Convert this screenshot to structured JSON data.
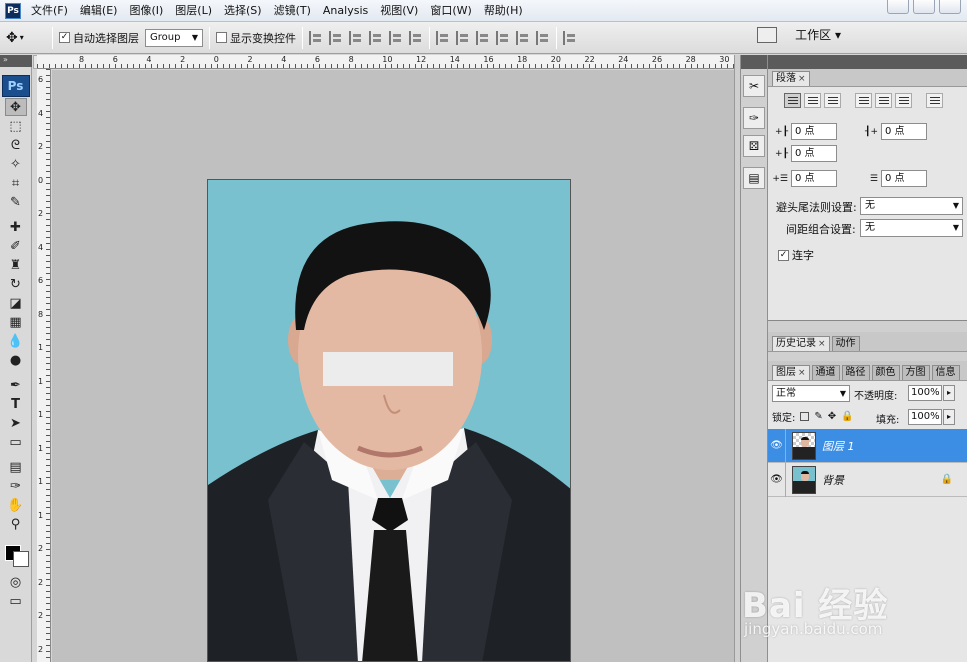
{
  "app": {
    "logo_text": "Ps"
  },
  "menu": [
    "文件(F)",
    "编辑(E)",
    "图像(I)",
    "图层(L)",
    "选择(S)",
    "滤镜(T)",
    "Analysis",
    "视图(V)",
    "窗口(W)",
    "帮助(H)"
  ],
  "options_bar": {
    "auto_select_label": "自动选择图层",
    "auto_select_checked": true,
    "auto_select_target": "Group",
    "show_transform_label": "显示变换控件",
    "show_transform_checked": false,
    "workspace_label": "工作区 ▾"
  },
  "ruler": {
    "top_labels": [
      "8",
      "6",
      "4",
      "2",
      "0",
      "2",
      "4",
      "6",
      "8",
      "10",
      "12",
      "14",
      "16",
      "18",
      "20",
      "22",
      "24",
      "26",
      "28",
      "30"
    ],
    "left_labels": [
      "6",
      "4",
      "2",
      "0",
      "2",
      "4",
      "6",
      "8",
      "1",
      "1",
      "1",
      "1",
      "1",
      "1",
      "2",
      "2",
      "2",
      "2"
    ]
  },
  "paragraph_panel": {
    "tab": "段落",
    "indent_left": "0 点",
    "indent_right": "0 点",
    "indent_first": "0 点",
    "space_before": "0 点",
    "space_after": "0 点",
    "kinsoku_label": "避头尾法则设置:",
    "kinsoku_value": "无",
    "mojikumi_label": "间距组合设置:",
    "mojikumi_value": "无",
    "hyphenate_label": "连字",
    "hyphenate_checked": true
  },
  "history_panel": {
    "tabs": [
      "历史记录",
      "动作"
    ]
  },
  "layers_panel": {
    "tabs": [
      "图层",
      "通道",
      "路径",
      "颜色",
      "方图",
      "信息"
    ],
    "blend_mode": "正常",
    "opacity_label": "不透明度:",
    "opacity": "100%",
    "lock_label": "锁定:",
    "fill_label": "填充:",
    "fill": "100%",
    "layers": [
      {
        "name": "图层 1",
        "selected": true,
        "visible": true,
        "locked": false
      },
      {
        "name": "背景",
        "selected": false,
        "visible": true,
        "locked": true
      }
    ]
  },
  "watermark": {
    "main": "Bai 经验",
    "sub": "jingyan.baidu.com"
  },
  "colors": {
    "photo_bg": "#79c1cf",
    "selection": "#3c8ee4",
    "canvas_bg": "#c0c0c0"
  }
}
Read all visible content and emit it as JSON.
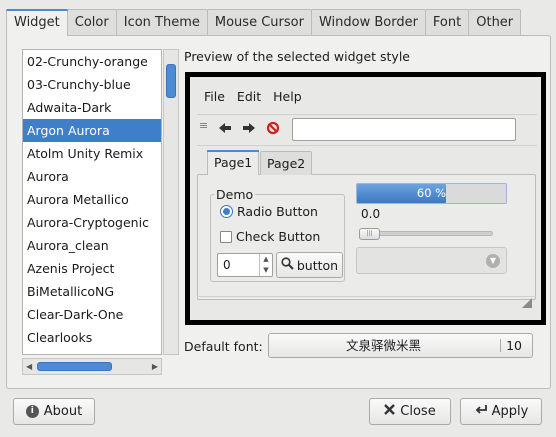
{
  "tabs": [
    {
      "label": "Widget"
    },
    {
      "label": "Color"
    },
    {
      "label": "Icon Theme"
    },
    {
      "label": "Mouse Cursor"
    },
    {
      "label": "Window Border"
    },
    {
      "label": "Font"
    },
    {
      "label": "Other"
    }
  ],
  "themes": [
    {
      "label": "02-Crunchy-orange"
    },
    {
      "label": "03-Crunchy-blue"
    },
    {
      "label": "Adwaita-Dark"
    },
    {
      "label": "Argon Aurora",
      "selected": true
    },
    {
      "label": "Atolm Unity Remix"
    },
    {
      "label": "Aurora"
    },
    {
      "label": "Aurora Metallico"
    },
    {
      "label": "Aurora-Cryptogenic"
    },
    {
      "label": "Aurora_clean"
    },
    {
      "label": "Azenis Project"
    },
    {
      "label": "BiMetallicoNG"
    },
    {
      "label": "Clear-Dark-One"
    },
    {
      "label": "Clearlooks"
    }
  ],
  "preview": {
    "label": "Preview of the selected widget style",
    "menu": [
      "File",
      "Edit",
      "Help"
    ],
    "toolbar_entry_value": "",
    "page_tabs": [
      "Page1",
      "Page2"
    ],
    "demo": {
      "legend": "Demo",
      "radio_label": "Radio Button",
      "check_label": "Check Button",
      "spin_value": "0",
      "button_label": "button"
    },
    "progress": {
      "text": "60 %",
      "fraction": 0.6
    },
    "scale_value": "0.0"
  },
  "default_font": {
    "label": "Default font:",
    "name": "文泉驿微米黑",
    "size": "10"
  },
  "buttons": {
    "about": "About",
    "close": "Close",
    "apply": "Apply"
  },
  "colors": {
    "accent": "#3f7fc9",
    "window_bg": "#e9e9e8"
  },
  "icons": {
    "back": "left-arrow-icon",
    "forward": "right-arrow-icon",
    "stop": "stop-icon",
    "search": "magnifier-icon",
    "about": "info-icon",
    "close": "x-icon",
    "apply": "return-arrow-icon"
  }
}
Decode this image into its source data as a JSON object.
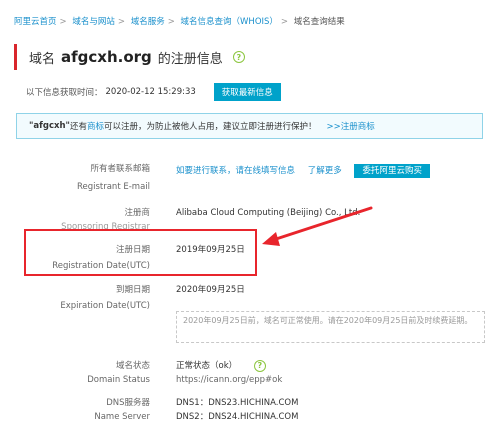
{
  "breadcrumb": {
    "items": [
      "阿里云首页",
      "域名与网站",
      "域名服务",
      "域名信息查询（WHOIS）"
    ],
    "current": "域名查询结果"
  },
  "title": {
    "prefix": "域名",
    "domain": "afgcxh.org",
    "suffix": "的注册信息"
  },
  "fetch": {
    "label": "以下信息获取时间：",
    "timestamp": "2020-02-12 15:29:33",
    "button": "获取最新信息"
  },
  "notice": {
    "name": "\"afgcxh\"",
    "text1": "还有",
    "link": "商标",
    "text2": "可以注册，为防止被他人占用，建议立即注册进行保护！",
    "cta": ">>注册商标"
  },
  "registrant_email": {
    "label_cn": "所有者联系邮箱",
    "label_en": "Registrant E-mail",
    "link": "如要进行联系，请在线填写信息",
    "more": "了解更多",
    "button": "委托阿里云购买"
  },
  "registrar": {
    "label_cn": "注册商",
    "label_en": "Sponsoring Registrar",
    "value": "Alibaba Cloud Computing (Beijing) Co., Ltd."
  },
  "registration_date": {
    "label_cn": "注册日期",
    "label_en": "Registration Date(UTC)",
    "value": "2019年09月25日"
  },
  "expiration_date": {
    "label_cn": "到期日期",
    "label_en": "Expiration Date(UTC)",
    "value": "2020年09月25日",
    "note": "2020年09月25日前，域名可正常使用。请在2020年09月25日前及时续费延期。"
  },
  "domain_status": {
    "label_cn": "域名状态",
    "label_en": "Domain Status",
    "value": "正常状态（ok）",
    "url": "https://icann.org/epp#ok"
  },
  "name_server": {
    "label_cn": "DNS服务器",
    "label_en": "Name Server",
    "dns1": "DNS1：DNS23.HICHINA.COM",
    "dns2": "DNS2：DNS24.HICHINA.COM"
  },
  "colors": {
    "accent": "#00a2ca",
    "link": "#1a90cc",
    "highlight": "#e8252c",
    "help_icon": "#8cc63f"
  },
  "icons": {
    "help": "question-circle-icon"
  }
}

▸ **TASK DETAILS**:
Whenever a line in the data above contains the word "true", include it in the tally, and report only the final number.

▸ **TASK OUTPUT**:
7